§ **GOAL OF THE EXERCISE**:
What lines of the data below hold the string "name"? Copy each one out.

§ **App and web page records**:
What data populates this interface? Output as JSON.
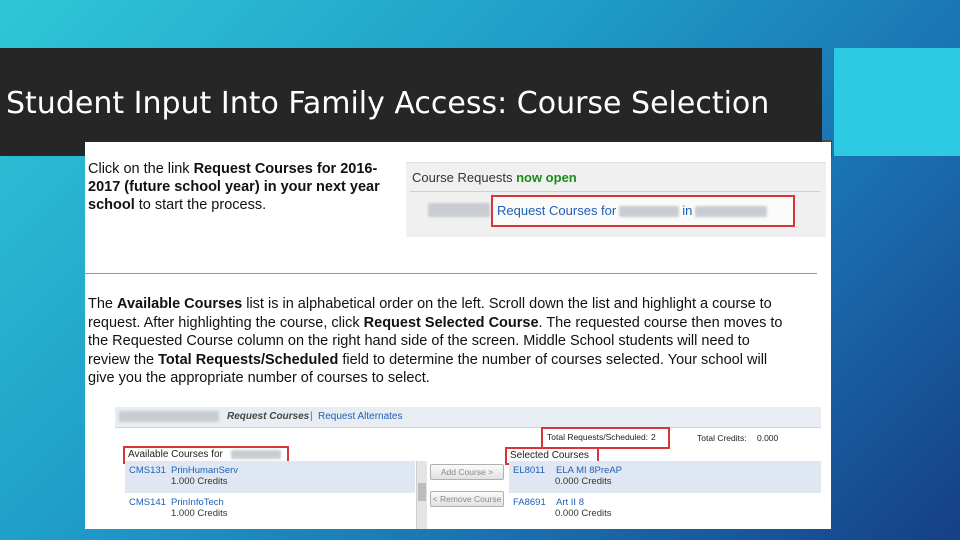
{
  "slide": {
    "title": "Student Input Into Family Access: Course Selection",
    "colors": {
      "title_bar": "#262626",
      "accent": "#2ec9e2",
      "highlight_box": "#d9343a",
      "link": "#1f5fb8",
      "open_status": "#1d8a1d"
    }
  },
  "instruction1": {
    "t1": "Click on the link ",
    "b1": "Request Courses for 2016-2017",
    "t2": "  ",
    "b2": "(future school year)",
    "t3": " ",
    "b3": "in your next year school",
    "t4": " to start the process."
  },
  "course_requests": {
    "heading": "Course Requests",
    "status": "now open",
    "link_prefix": "Request Courses for",
    "link_mid": "in"
  },
  "instruction2": {
    "t1": "The ",
    "b1": "Available Courses",
    "t2": " list is in alphabetical order on the left.  Scroll down the list and highlight a course to request.  After highlighting the course, click ",
    "b2": "Request Selected Course",
    "t3": ". The requested course then moves to the Requested Course column on the right hand side of the screen. Middle School students will need to review the ",
    "b3": "Total Requests/Scheduled",
    "t4": " field to determine the number of courses selected.  Your school will give you the appropriate number of courses to select."
  },
  "selection_ui": {
    "tab_request_courses": "Request Courses",
    "tab_separator": "|",
    "tab_request_alternates": "Request Alternates",
    "total_label": "Total Requests/Scheduled:",
    "total_value": "2",
    "credits_label": "Total Credits:",
    "credits_value": "0.000",
    "available_label": "Available Courses for",
    "selected_label": "Selected Courses",
    "add_button": "Add Course >",
    "remove_button": "< Remove Course",
    "available": [
      {
        "code": "CMS131",
        "name": "PrinHumanServ",
        "credits": "1.000 Credits"
      },
      {
        "code": "CMS141",
        "name": "PrinInfoTech",
        "credits": "1.000 Credits"
      }
    ],
    "selected": [
      {
        "code": "EL8011",
        "name": "ELA MI 8PreAP",
        "credits": "0.000 Credits"
      },
      {
        "code": "FA8691",
        "name": "Art II 8",
        "credits": "0.000 Credits"
      }
    ]
  }
}
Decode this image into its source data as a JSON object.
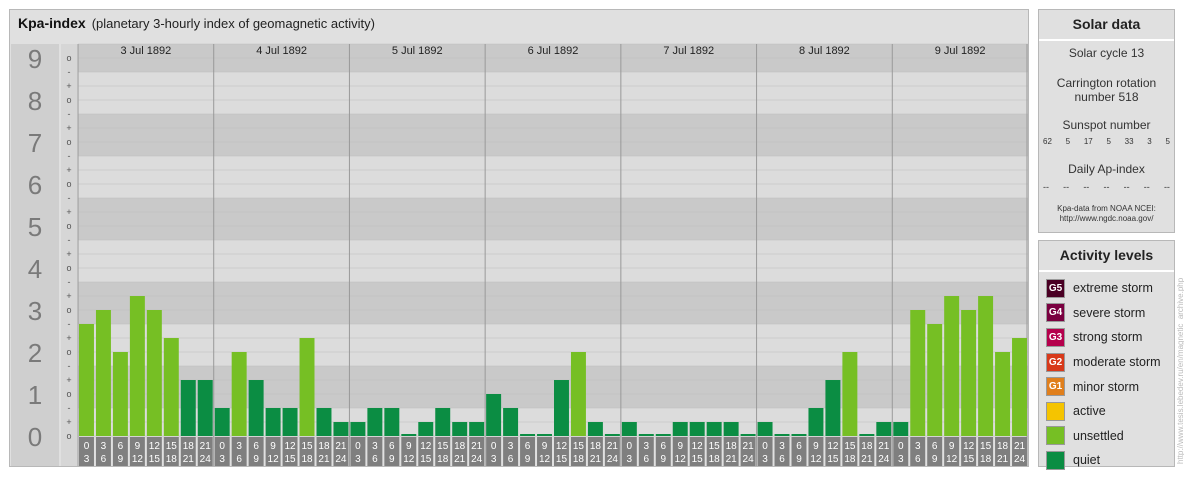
{
  "header": {
    "title": "Kpa-index",
    "subtitle": "(planetary 3-hourly index of geomagnetic activity)"
  },
  "colors": {
    "quiet": "#0b8d43",
    "unsettled": "#76bf24",
    "active": "#f5c400",
    "g1": "#e07f1c",
    "g2": "#d8391a",
    "g3": "#b5004c",
    "g4": "#7a0040",
    "g5": "#4a0024"
  },
  "chart_data": {
    "type": "bar",
    "title": "Kpa-index",
    "ylim": [
      0,
      9
    ],
    "y_ticks": [
      "0",
      "1",
      "2",
      "3",
      "4",
      "5",
      "6",
      "7",
      "8",
      "9"
    ],
    "y_minor_marks": [
      "-",
      "o",
      "+"
    ],
    "days": [
      "3 Jul 1892",
      "4 Jul 1892",
      "5 Jul 1892",
      "6 Jul 1892",
      "7 Jul 1892",
      "8 Jul 1892",
      "9 Jul 1892"
    ],
    "hour_start": [
      "0",
      "3",
      "6",
      "9",
      "12",
      "15",
      "18",
      "21"
    ],
    "hour_end": [
      "3",
      "6",
      "9",
      "12",
      "15",
      "18",
      "21",
      "24"
    ],
    "values": [
      [
        2.667,
        3.0,
        2.0,
        3.333,
        3.0,
        2.333,
        1.333,
        1.333
      ],
      [
        0.667,
        2.0,
        1.333,
        0.667,
        0.667,
        2.333,
        0.667,
        0.333
      ],
      [
        0.333,
        0.667,
        0.667,
        0.0,
        0.333,
        0.667,
        0.333,
        0.333
      ],
      [
        1.0,
        0.667,
        0.0,
        0.0,
        1.333,
        2.0,
        0.333,
        0.0
      ],
      [
        0.333,
        0.0,
        0.0,
        0.333,
        0.333,
        0.333,
        0.333,
        0.0
      ],
      [
        0.333,
        0.0,
        0.0,
        0.667,
        1.333,
        2.0,
        0.0,
        0.333
      ],
      [
        0.333,
        3.0,
        2.667,
        3.333,
        3.0,
        3.333,
        2.0,
        2.333
      ]
    ],
    "categories": [
      "quiet",
      "quiet",
      "quiet",
      "quiet",
      "quiet",
      "unsettled",
      "unsettled",
      "unsettled",
      "unsettled"
    ],
    "grid": true
  },
  "solar": {
    "heading": "Solar data",
    "cycle": "Solar cycle 13",
    "carrington": "Carrington rotation number 518",
    "sunspot_heading": "Sunspot number",
    "sunspot_values": [
      "62",
      "5",
      "17",
      "5",
      "33",
      "3",
      "5"
    ],
    "ap_heading": "Daily Ap-index",
    "ap_values": [
      "--",
      "--",
      "--",
      "--",
      "--",
      "--",
      "--"
    ],
    "source_line1": "Kpa-data from NOAA NCEI:",
    "source_line2": "http://www.ngdc.noaa.gov/"
  },
  "activity": {
    "heading": "Activity levels",
    "levels": [
      {
        "badge": "G5",
        "label": "extreme storm",
        "color": "#4a0024"
      },
      {
        "badge": "G4",
        "label": "severe storm",
        "color": "#7a0040"
      },
      {
        "badge": "G3",
        "label": "strong storm",
        "color": "#b5004c"
      },
      {
        "badge": "G2",
        "label": "moderate storm",
        "color": "#d8391a"
      },
      {
        "badge": "G1",
        "label": "minor storm",
        "color": "#e07f1c"
      },
      {
        "badge": "",
        "label": "active",
        "color": "#f5c400"
      },
      {
        "badge": "",
        "label": "unsettled",
        "color": "#76bf24"
      },
      {
        "badge": "",
        "label": "quiet",
        "color": "#0b8d43"
      }
    ]
  },
  "watermark": "http://www.tesis.lebedev.ru/en/magnetic_archive.php"
}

§ **THE COMPLETED TASK**:
        "name": "PrinHumanServ",
        "name": "PrinInfoTech",
        "name": "ELA MI 8PreAP",
        "name": "Art II 8",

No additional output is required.